- EXERCISE BRIEF
Each line in the entries that has the word "title" has to be copied.

(RAW DATA)

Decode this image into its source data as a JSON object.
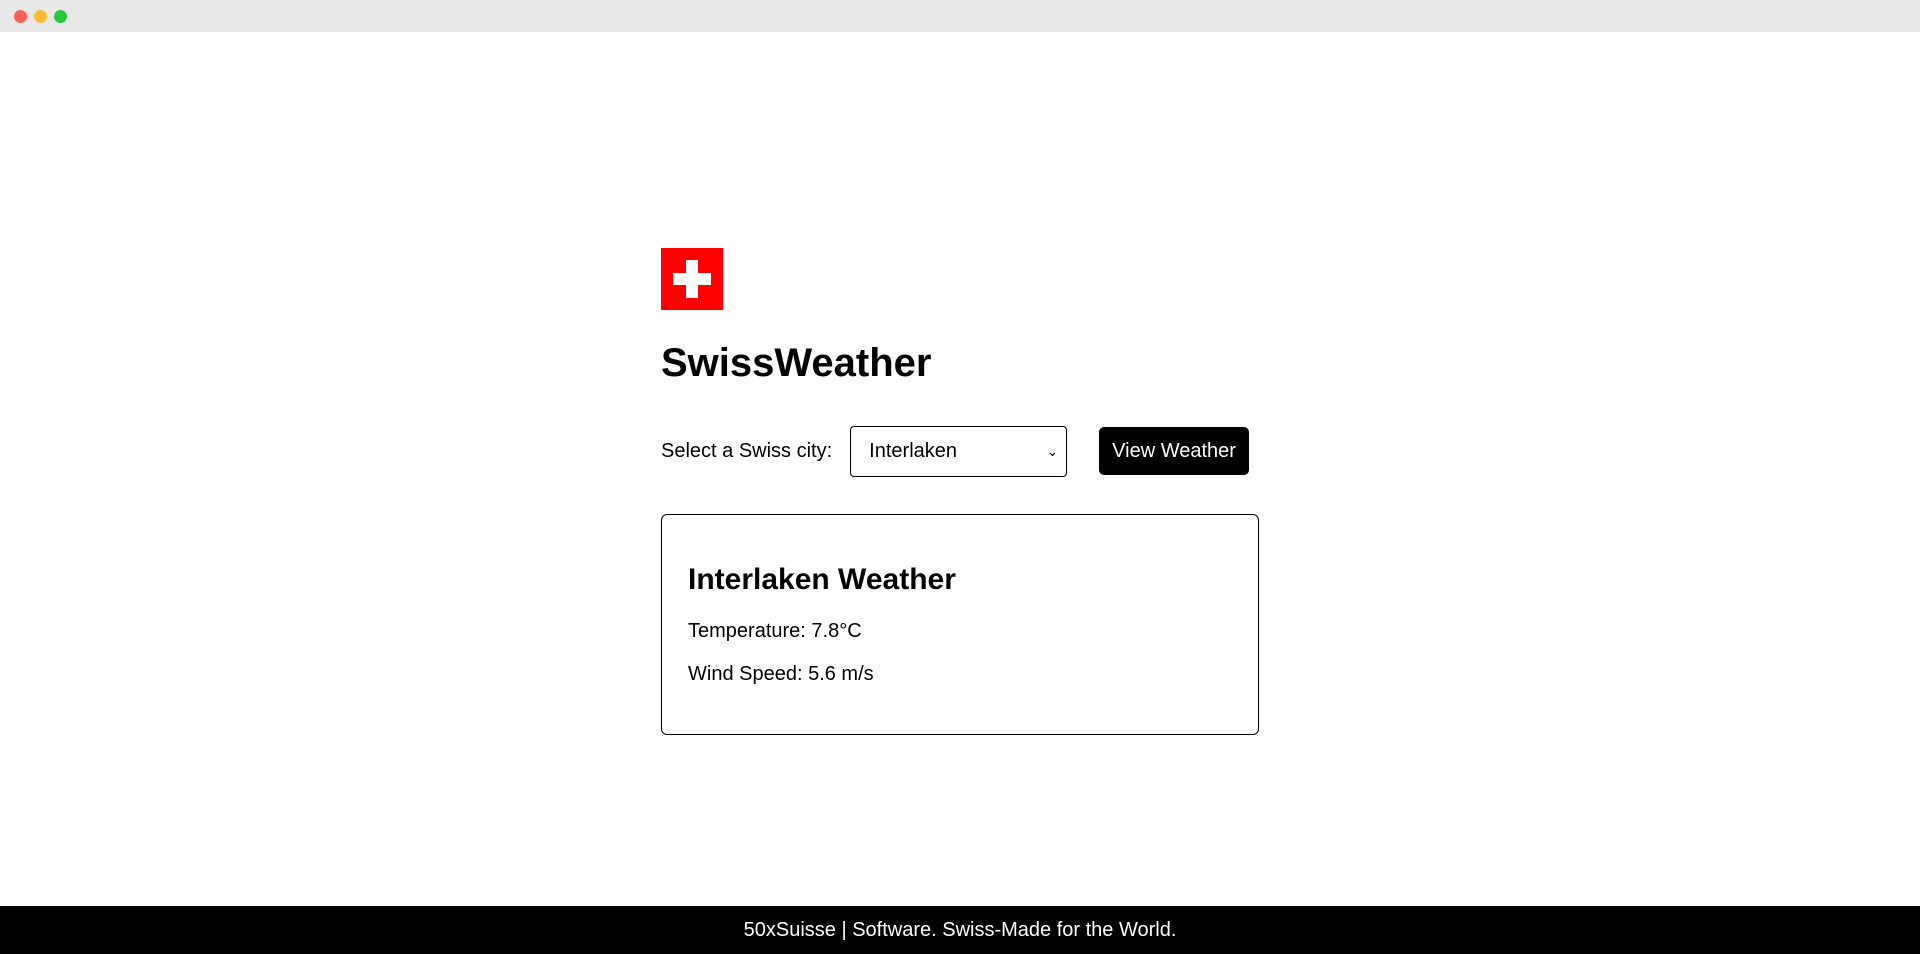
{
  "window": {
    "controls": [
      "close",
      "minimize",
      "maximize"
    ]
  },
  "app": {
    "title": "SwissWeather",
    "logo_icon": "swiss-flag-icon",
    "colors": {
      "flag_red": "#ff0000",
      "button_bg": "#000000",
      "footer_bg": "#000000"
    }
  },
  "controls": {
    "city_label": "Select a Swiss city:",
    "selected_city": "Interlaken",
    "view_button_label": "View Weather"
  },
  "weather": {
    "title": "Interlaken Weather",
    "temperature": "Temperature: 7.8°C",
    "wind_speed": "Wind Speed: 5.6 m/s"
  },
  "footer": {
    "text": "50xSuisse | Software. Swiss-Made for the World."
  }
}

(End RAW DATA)

- ANSWER TO THIS EXERCISE
    "title": "SwissWeather",
    "title": "Interlaken Weather",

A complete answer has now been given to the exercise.